Deciduous with oval like green leaves and silky grey catkins that appear in January and turn yellow in March.
As with most willow, it has a very high ecological value and provides a valuable source of nectar for bees and birds.
Salix viminalis - Common Osier is very large shrub or a small tree. Extremely fast growing in damp soil so good for producing fast growing woody biomass or to produce a loose windbreak or large screen.
It is deciduous with long slender green leaves that appear after the flowers. Functional for many purposes including biomass, willow weaving and coppice wood plus it is a good source of food and shelter for wildlife. Very easy to grow!
Sorbus aria - Whitebeam is a native tree with a compact, domed habit. Ideal for planting as part of a mixed woodland, as a hedgerow tree or in a parkland setting.
The main attraction is its large, rounded thick leaves which are almost white on the underside which then turn a russet brown in the Autumn. Five petalled cream-white flowers appear in clusters in the Spring which then go on to produce scarlet red berries which are often eaten by birds.
Sorbus aucuparia - Rowan is commonly referred to as Mountain Ash due to its ability to grow in high altitude locations. A showy native deciduous tree which offers interesting flowers, foliage and fruit.
Rowan has green pinnate leaflets that are long, oval and toothed. Expect a colourful performance in the Autumn with fiery hues of red, orange and yellow.
Clusters of creamy white flowers in summer which once pollinated form bundles of red berries. Both flowers and berries are an indulgent treat for wildlife; the flowers provide pollen and nectar for bees and the berries are good autumn sustenance for birds.
Sorbus torminalis - Wild Service Tree is probably one of the rarest native species in our range and is often associated with ancient woodlands.

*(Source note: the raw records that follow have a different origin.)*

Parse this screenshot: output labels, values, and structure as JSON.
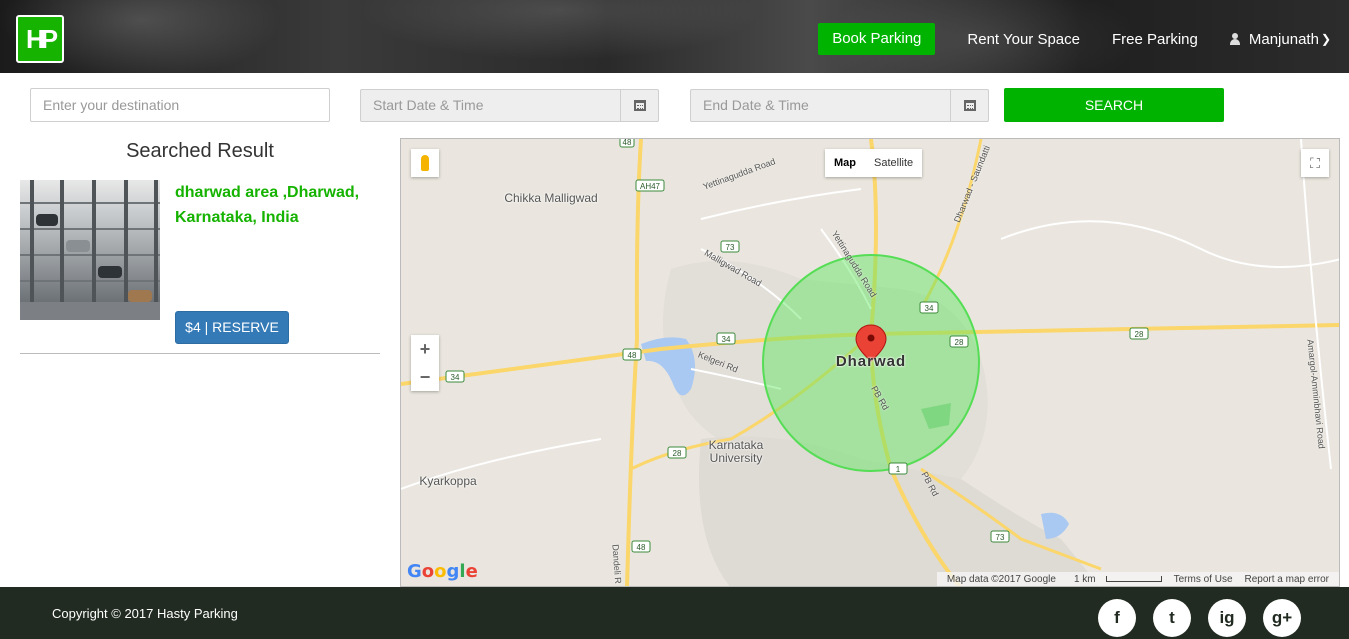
{
  "header": {
    "logo_text": "HP",
    "nav": {
      "book_parking": "Book Parking",
      "rent_space": "Rent Your Space",
      "free_parking": "Free Parking",
      "user_name": "Manjunath"
    }
  },
  "search": {
    "destination_placeholder": "Enter your destination",
    "start_placeholder": "Start Date & Time",
    "end_placeholder": "End Date & Time",
    "button_label": "SEARCH"
  },
  "results": {
    "title": "Searched Result",
    "items": [
      {
        "address": "dharwad area ,Dharwad, Karnataka, India",
        "reserve_label": "$4 | RESERVE"
      }
    ]
  },
  "map": {
    "type_toggle": [
      "Map",
      "Satellite"
    ],
    "zoom_in": "+",
    "zoom_out": "−",
    "places": {
      "city": "Dharwad",
      "chikka": "Chikka Malligwad",
      "university": "Karnataka University",
      "kyarkoppa": "Kyarkoppa"
    },
    "roads": {
      "yettinagudda": "Yettinagudda Road",
      "yettinagudda2": "Yettinagudda Road",
      "malligwad": "Malligwad Road",
      "kelgeri": "Kelgeri Rd",
      "pb_rd": "PB Rd",
      "pb_rd2": "PB Rd",
      "saundatti": "Dharwad - Saundatti",
      "amargol": "Amargol-Amminbhavi Road",
      "dandeli": "Dandeli R"
    },
    "shields": [
      "48",
      "AH47",
      "73",
      "34",
      "28",
      "1",
      "34",
      "28",
      "28",
      "48",
      "1",
      "73",
      "28"
    ],
    "google_logo": "Google",
    "attribution": {
      "map_data": "Map data ©2017 Google",
      "scale": "1 km",
      "terms": "Terms of Use",
      "report": "Report a map error"
    }
  },
  "footer": {
    "copyright": "Copyright © 2017 Hasty Parking",
    "social": [
      "f",
      "t",
      "ig",
      "g+"
    ]
  },
  "colors": {
    "brand_green": "#00b300",
    "reserve_blue": "#337ab7",
    "footer_bg": "#222b22"
  }
}
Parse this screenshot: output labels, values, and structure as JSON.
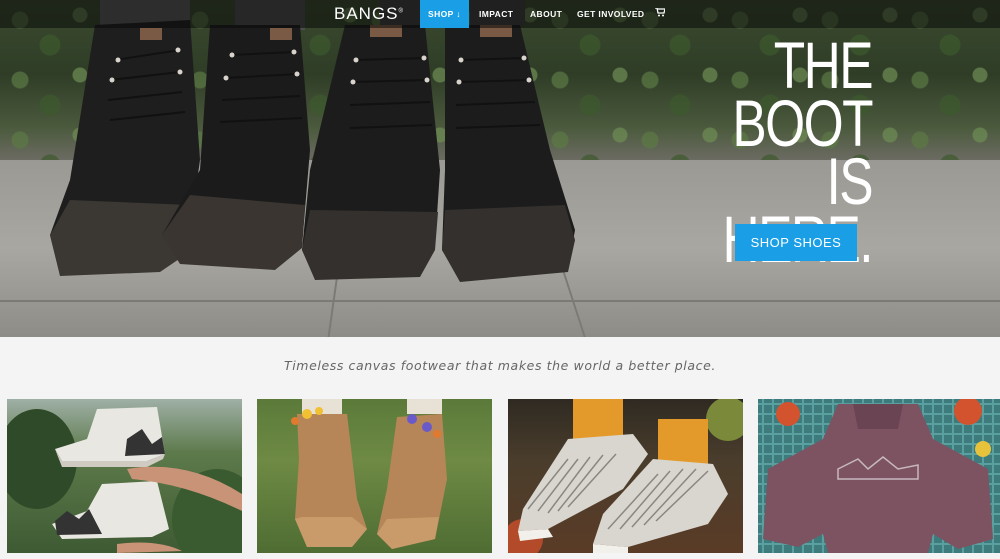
{
  "nav": {
    "logo": "BANGS",
    "logo_mark": "®",
    "items": [
      {
        "label": "SHOP ↓",
        "active": true
      },
      {
        "label": "IMPACT",
        "active": false
      },
      {
        "label": "ABOUT",
        "active": false
      },
      {
        "label": "GET INVOLVED",
        "active": false
      }
    ],
    "cart_icon": "shopping-cart-icon"
  },
  "hero": {
    "title_line1": "THE BOOT",
    "title_line2": "IS HERE.",
    "cta_label": "SHOP SHOES"
  },
  "tagline": "Timeless canvas footwear that makes the world a better place.",
  "colors": {
    "accent": "#1a9fe6",
    "background": "#f4f4f4"
  },
  "tiles": [
    {
      "name": "white-mountain-high-tops"
    },
    {
      "name": "tan-sneakers-with-flowers"
    },
    {
      "name": "striped-slip-ons"
    },
    {
      "name": "mauve-hoodie"
    }
  ]
}
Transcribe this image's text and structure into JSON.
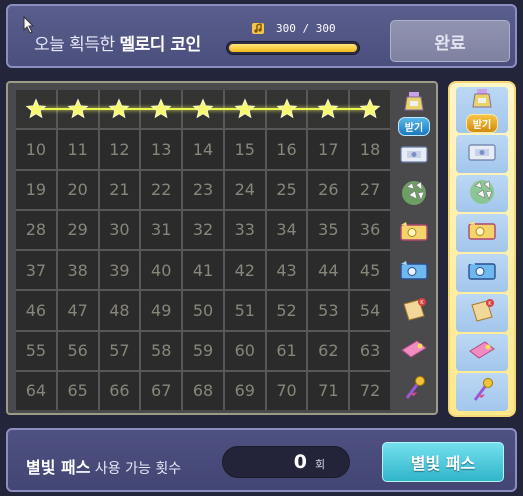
{
  "header": {
    "title_prefix": "오늘 획득한 ",
    "title_highlight": "멜로디 코인",
    "progress_text": "300 / 300",
    "progress_fraction": 1.0,
    "complete_button": "완료"
  },
  "board": {
    "rows": [
      [
        "★",
        "★",
        "★",
        "★",
        "★",
        "★",
        "★",
        "★",
        "★"
      ],
      [
        "10",
        "11",
        "12",
        "13",
        "14",
        "15",
        "16",
        "17",
        "18"
      ],
      [
        "19",
        "20",
        "21",
        "22",
        "23",
        "24",
        "25",
        "26",
        "27"
      ],
      [
        "28",
        "29",
        "30",
        "31",
        "32",
        "33",
        "34",
        "35",
        "36"
      ],
      [
        "37",
        "38",
        "39",
        "40",
        "41",
        "42",
        "43",
        "44",
        "45"
      ],
      [
        "46",
        "47",
        "48",
        "49",
        "50",
        "51",
        "52",
        "53",
        "54"
      ],
      [
        "55",
        "56",
        "57",
        "58",
        "59",
        "60",
        "61",
        "62",
        "63"
      ],
      [
        "64",
        "65",
        "66",
        "67",
        "68",
        "69",
        "70",
        "71",
        "72"
      ]
    ],
    "row_rewards": [
      {
        "icon": "potion-bottle-icon",
        "claim": "받기"
      },
      {
        "icon": "ticket-icon"
      },
      {
        "icon": "crystal-cluster-icon"
      },
      {
        "icon": "gold-ticket-icon"
      },
      {
        "icon": "blue-ticket-icon"
      },
      {
        "icon": "scroll-icon"
      },
      {
        "icon": "pink-card-icon"
      },
      {
        "icon": "magic-wand-icon"
      }
    ]
  },
  "right_column": {
    "items": [
      {
        "icon": "potion-bottle-icon",
        "claim": "받기"
      },
      {
        "icon": "ticket-icon"
      },
      {
        "icon": "crystal-cluster-icon"
      },
      {
        "icon": "gold-ticket-icon"
      },
      {
        "icon": "blue-ticket-icon"
      },
      {
        "icon": "scroll-icon"
      },
      {
        "icon": "pink-card-icon"
      },
      {
        "icon": "magic-wand-icon"
      }
    ]
  },
  "footer": {
    "pass_label": "별빛 패스",
    "pass_sub": " 사용 가능 횟수",
    "count_value": "0",
    "count_unit": "회",
    "starpass_button": "별빛 패스"
  },
  "colors": {
    "accent_yellow": "#f1b91d",
    "star_yellow": "#f3f66a",
    "button_cyan": "#31b5c9"
  }
}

Worth considering as a hedgerow tree.
A medium sized deciduous tree that is often mistaken for a maple due to its leaf shape and interesting autumn colour which turns bright red and copper.
Clusters of white spring flowers which once pollinated form small brown fruits that are enjoyed by birds.
Sometimes called the ’Chequer Tree’ probably due to the chequered pattern on the bark and the Prime Ministers official country home is named after it!
Tilia cordata - Small Leaved Lime is a large and long lived tree which is native to the UK and most of Europe. Well known and widely utilised as a parkland or avenue trees but also frequently planted as a component in a mixed woodland setting.
Deciduous heart shaped leaves which are glossy green on top and paler underneath turning a clear yellow in the Autumn.
In summer, small but very fragrant creamy white flowers are borne in clusters.